_REQUIRED WORK_
Each line of the data that includes "ГУСТЫЕ" must be copied.

_DATA LISTING_

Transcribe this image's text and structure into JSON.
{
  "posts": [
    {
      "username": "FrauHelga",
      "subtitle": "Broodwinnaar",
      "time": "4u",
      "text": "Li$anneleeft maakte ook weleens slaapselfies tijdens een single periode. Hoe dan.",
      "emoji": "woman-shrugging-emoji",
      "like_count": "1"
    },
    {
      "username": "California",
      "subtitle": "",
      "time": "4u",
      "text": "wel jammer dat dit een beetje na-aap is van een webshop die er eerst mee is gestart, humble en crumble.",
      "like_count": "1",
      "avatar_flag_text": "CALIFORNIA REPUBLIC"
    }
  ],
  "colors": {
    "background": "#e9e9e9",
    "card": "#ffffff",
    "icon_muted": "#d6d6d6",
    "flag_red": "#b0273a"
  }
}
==
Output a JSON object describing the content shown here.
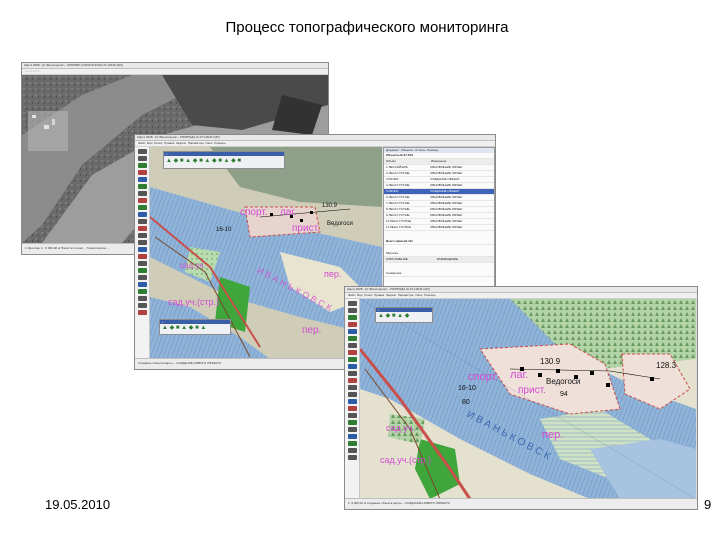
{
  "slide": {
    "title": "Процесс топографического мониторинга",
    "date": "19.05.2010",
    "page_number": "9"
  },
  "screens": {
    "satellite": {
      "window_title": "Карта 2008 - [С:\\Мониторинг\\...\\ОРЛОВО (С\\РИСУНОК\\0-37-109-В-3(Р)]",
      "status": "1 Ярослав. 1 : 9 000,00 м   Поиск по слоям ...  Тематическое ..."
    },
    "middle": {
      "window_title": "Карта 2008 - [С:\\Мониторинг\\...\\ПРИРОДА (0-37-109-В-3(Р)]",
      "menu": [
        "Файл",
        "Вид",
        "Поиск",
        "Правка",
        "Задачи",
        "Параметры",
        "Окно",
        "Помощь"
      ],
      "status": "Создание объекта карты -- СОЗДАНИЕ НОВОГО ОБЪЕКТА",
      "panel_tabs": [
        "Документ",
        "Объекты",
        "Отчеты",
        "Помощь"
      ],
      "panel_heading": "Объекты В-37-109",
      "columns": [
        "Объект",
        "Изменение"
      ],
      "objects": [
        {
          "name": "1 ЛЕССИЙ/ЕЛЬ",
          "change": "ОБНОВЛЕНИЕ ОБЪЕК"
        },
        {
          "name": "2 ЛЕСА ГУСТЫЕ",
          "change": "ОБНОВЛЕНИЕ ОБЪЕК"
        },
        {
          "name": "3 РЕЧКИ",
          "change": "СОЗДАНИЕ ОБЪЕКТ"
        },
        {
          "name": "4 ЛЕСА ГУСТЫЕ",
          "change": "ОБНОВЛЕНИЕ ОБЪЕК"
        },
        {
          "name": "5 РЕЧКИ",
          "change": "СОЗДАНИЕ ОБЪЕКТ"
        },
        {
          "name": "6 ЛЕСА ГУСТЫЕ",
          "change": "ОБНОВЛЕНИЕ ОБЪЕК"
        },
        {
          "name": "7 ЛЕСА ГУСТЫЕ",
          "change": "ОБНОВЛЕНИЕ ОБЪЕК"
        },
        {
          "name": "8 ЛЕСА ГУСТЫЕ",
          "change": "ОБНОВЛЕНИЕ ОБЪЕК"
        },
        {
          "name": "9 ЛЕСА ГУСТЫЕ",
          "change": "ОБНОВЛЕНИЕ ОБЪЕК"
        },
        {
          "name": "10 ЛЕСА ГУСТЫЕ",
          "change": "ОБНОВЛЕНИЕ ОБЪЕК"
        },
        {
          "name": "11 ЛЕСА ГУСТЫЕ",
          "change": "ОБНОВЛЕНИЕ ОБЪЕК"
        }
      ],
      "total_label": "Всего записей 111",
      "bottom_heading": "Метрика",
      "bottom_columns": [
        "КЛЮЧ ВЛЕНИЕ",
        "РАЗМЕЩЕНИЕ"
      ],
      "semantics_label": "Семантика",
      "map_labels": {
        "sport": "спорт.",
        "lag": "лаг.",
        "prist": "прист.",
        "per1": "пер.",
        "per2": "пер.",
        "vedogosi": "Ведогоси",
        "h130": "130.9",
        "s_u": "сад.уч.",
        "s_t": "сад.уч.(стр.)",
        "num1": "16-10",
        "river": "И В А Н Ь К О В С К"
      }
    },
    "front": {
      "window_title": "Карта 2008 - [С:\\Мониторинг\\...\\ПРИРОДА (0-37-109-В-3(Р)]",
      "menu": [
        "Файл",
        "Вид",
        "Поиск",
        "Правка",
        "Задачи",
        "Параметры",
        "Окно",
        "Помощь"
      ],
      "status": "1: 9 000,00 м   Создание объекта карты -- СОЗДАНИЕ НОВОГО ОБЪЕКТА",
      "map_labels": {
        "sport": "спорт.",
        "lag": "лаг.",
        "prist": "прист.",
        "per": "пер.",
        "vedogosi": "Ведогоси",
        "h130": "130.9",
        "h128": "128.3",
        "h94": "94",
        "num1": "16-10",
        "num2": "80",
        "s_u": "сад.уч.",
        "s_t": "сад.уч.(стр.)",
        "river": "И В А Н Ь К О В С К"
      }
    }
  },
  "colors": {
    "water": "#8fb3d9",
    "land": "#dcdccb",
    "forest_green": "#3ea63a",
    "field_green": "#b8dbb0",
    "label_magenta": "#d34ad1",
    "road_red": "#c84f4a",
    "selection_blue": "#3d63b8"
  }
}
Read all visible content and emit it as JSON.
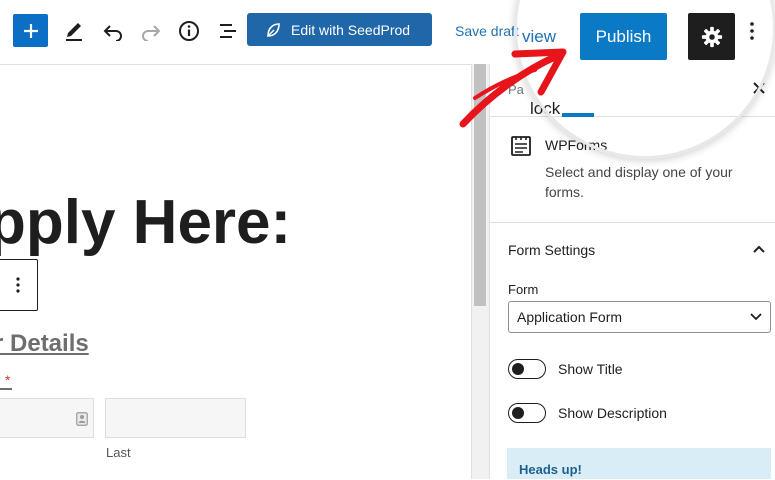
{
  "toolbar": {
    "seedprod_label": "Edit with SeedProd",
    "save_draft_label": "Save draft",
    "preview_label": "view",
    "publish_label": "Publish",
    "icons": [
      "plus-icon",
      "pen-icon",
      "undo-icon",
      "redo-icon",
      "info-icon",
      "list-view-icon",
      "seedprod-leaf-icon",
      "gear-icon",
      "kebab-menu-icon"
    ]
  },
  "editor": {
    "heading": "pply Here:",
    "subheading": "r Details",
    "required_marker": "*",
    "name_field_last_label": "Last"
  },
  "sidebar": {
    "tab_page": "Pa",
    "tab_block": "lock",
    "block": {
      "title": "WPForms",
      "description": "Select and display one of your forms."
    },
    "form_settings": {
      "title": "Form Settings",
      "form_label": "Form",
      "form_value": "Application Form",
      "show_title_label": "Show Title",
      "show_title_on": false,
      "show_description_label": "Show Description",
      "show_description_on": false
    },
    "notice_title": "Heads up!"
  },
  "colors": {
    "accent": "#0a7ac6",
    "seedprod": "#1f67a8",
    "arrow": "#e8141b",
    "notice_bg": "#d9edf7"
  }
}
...
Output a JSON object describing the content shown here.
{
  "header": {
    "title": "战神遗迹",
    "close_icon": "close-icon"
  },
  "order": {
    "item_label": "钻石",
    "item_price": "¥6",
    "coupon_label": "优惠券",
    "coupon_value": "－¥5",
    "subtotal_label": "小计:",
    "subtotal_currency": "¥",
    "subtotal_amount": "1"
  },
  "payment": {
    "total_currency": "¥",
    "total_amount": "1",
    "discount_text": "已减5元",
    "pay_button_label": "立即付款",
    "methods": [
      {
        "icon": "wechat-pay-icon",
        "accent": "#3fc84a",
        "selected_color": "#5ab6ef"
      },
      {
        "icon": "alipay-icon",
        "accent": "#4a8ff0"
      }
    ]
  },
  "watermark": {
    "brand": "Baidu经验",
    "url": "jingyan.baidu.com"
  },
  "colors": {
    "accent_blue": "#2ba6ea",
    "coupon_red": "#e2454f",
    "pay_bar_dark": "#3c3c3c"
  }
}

_YOUR SOLUTION_
          "name": "2 ЛЕСА ГУСТЫЕ",
          "name": "4 ЛЕСА ГУСТЫЕ",
          "name": "6 ЛЕСА ГУСТЫЕ",
          "name": "7 ЛЕСА ГУСТЫЕ",
          "name": "8 ЛЕСА ГУСТЫЕ",
          "name": "9 ЛЕСА ГУСТЫЕ",
          "name": "10 ЛЕСА ГУСТЫЕ",
          "name": "11 ЛЕСА ГУСТЫЕ",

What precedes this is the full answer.